The massages in the Philippines were the same as in Thailand, but less of the “thai” chiropractic massage and more of the muscle/ tissue massage. They also have some places that are very fancy spa like places you would find back home.

I was going to get a Turkish massage, and go for a Turkish bath when I was in Turkey… but I chickened out.. so let me know if you have had one and how it was !

The women in the main picture came to us at the beach and gave us massages… this was in the Philippines. very cool !


Meeting acquaintances half way across the world

What is it about traveling that makes us so open minded? So ready to take on whatever is thrown at us with a smile on our faces and adventure pumping through our veins. When we fly to another country to explore does our mind switch from our regular routine, regular friends, regular personality to one of pure openness and excitement that makes us seem more attractive to others? What about the people that we meet? Have you ever met someone traveling that you automatically didn’t give a chance to, like we might do at home?
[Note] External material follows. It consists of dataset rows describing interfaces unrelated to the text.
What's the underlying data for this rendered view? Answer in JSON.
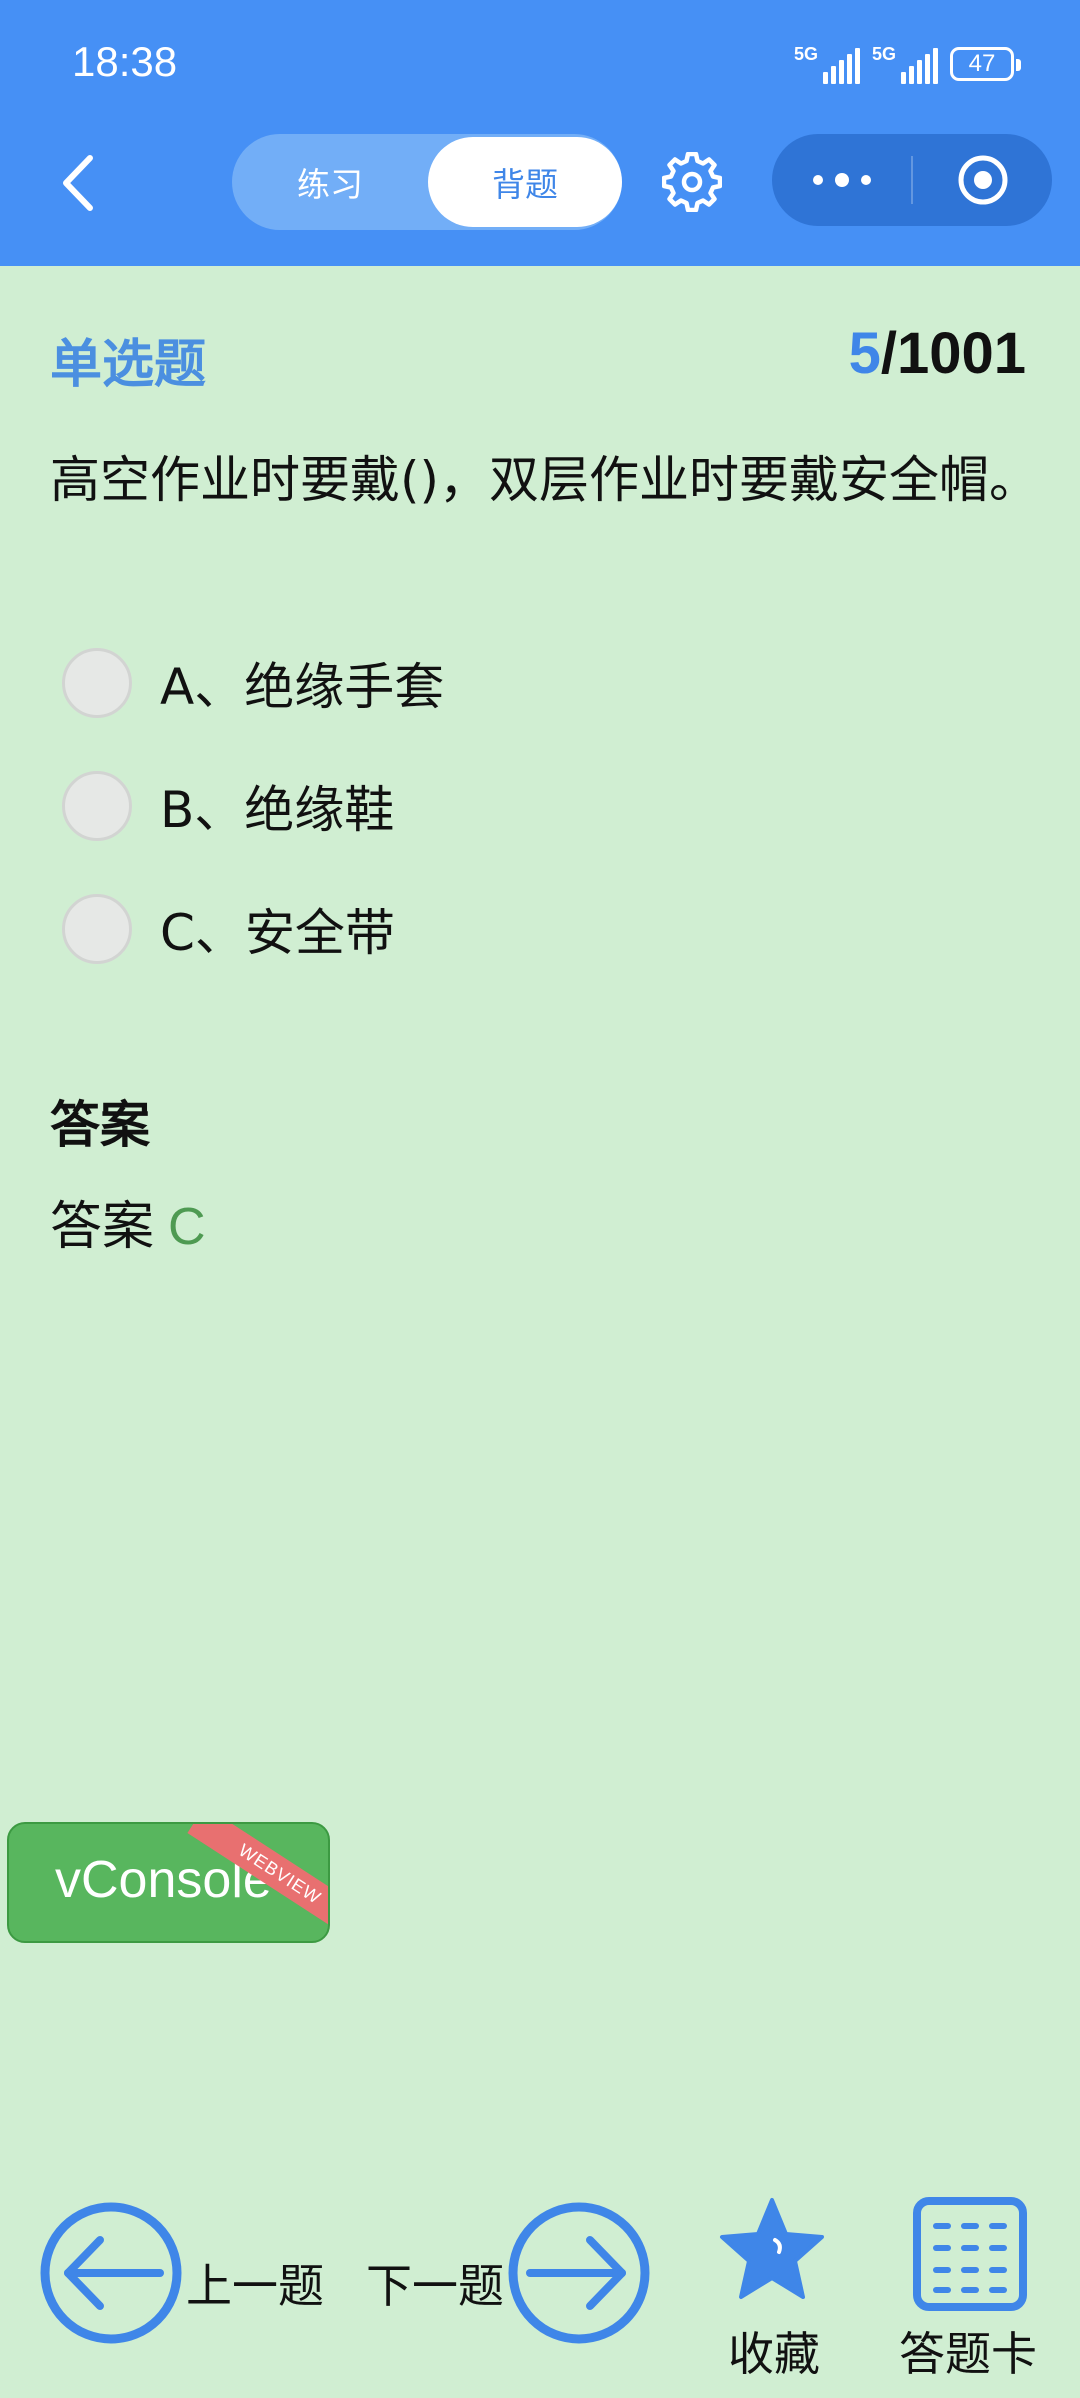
{
  "status_bar": {
    "time": "18:38",
    "network_1": "5G",
    "network_2": "5G",
    "battery": "47"
  },
  "nav": {
    "tabs": [
      {
        "label": "练习",
        "active": false
      },
      {
        "label": "背题",
        "active": true
      }
    ],
    "icons": [
      "back-arrow-icon",
      "gear-icon",
      "more-dots-icon",
      "target-icon"
    ]
  },
  "question": {
    "type": "单选题",
    "current": "5",
    "total": "/1001",
    "text": "高空作业时要戴()，双层作业时要戴安全帽。",
    "options": [
      {
        "label": "A、绝缘手套"
      },
      {
        "label": "B、绝缘鞋"
      },
      {
        "label": "C、安全带"
      }
    ]
  },
  "answer": {
    "title": "答案",
    "prefix": "答案",
    "value": "C"
  },
  "vconsole": {
    "label": "vConsole",
    "ribbon": "WEBVIEW"
  },
  "bottom_bar": {
    "prev": "上一题",
    "next": "下一题",
    "favorite": "收藏",
    "answer_card": "答题卡"
  },
  "colors": {
    "header_bg": "#4690f5",
    "page_bg": "#d0eed2",
    "accent_blue": "#3f86e8",
    "answer_green": "#4e9a52",
    "vconsole_green": "#58b65e"
  }
}
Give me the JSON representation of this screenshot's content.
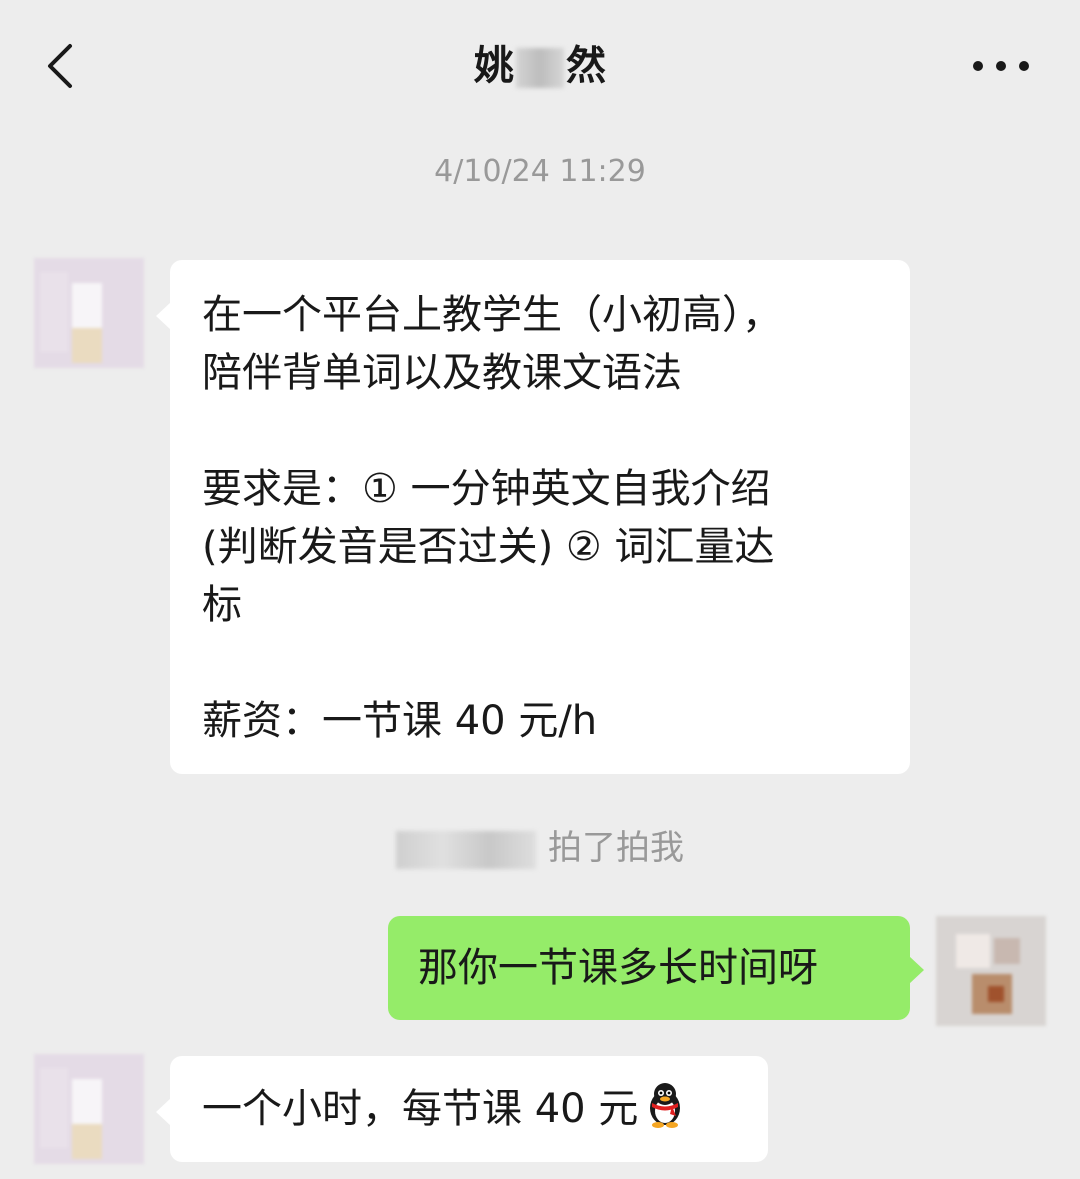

The backpacking community seems to be one that is tight, like an unspoken friendship between everybody, new and old. You walk into a hostel and instead of being greeted by other guests with dirty looks or just being plain ignored, you are invited into their card game, asked if you want a drink, where you are from and where you are going. Why is this? Do we travel to make friends? Are we scared that we will be alone in another country with no one to watch our backs? Are we excited that other people around our age are doing the exact same thing we are, traveling the same places and trying to find themselves as well?

I traveled to Greece in 2013 with my best friend since junior high. We both had a lot of different friend groups, and got along with almost everyone. When we arrived in Santorini Greece, we were walking down to the beach one night when someone called out to us by name from another hostel… it was 3 people from our home town. The same age and grade as us, that went the same schools we did… except we had never really talked or hung out before. We knew who they all were and they knew who we were, but that was about it. So why when they saw us across the world did they feel they needed to call out to us to hangout when at home if they saw us in the grocery store they would have just walked on by?

We ended up having a lot in common, obviously, we grew up in the same town, knew the same people, went to the same school, and as fate would have it, traveled to the exact same place at the exact same time staying only a few minutes away from each other. We spent the next few days together, going to the bars, having beach days, eating lunch and dinner together, hanging out by the pool, introducing them to the other people we were traveling with, and we even rented quads for an entire day with them. It seemed like we found old friends and just picked up where we left off, it didn’t seem like we had never talked before in our entire lives…

We added each other on social media (if we didn’t already have them) and they continued to follow the rest of our adventure, as we did theirs. We would “like” each others posts, and maybe comment here and there, and then we got home. Back to the same town we both grew up in, the same lives we led before. We stopped liking and commenting on each others posts about every day life, and we never kept in contact or asked the other to hangout at home. It was like our few day adventures where we spent almost every waking minute together never happened.

Why are we so open when traveling, but then close off when we get into our comfort zones? Do we secretly enjoy our daily routine, our regular friends? Then why do we yearn to travel again so soon… why does the travel bug take over our everyday thoughts when we could have the same mentality as traveling at home?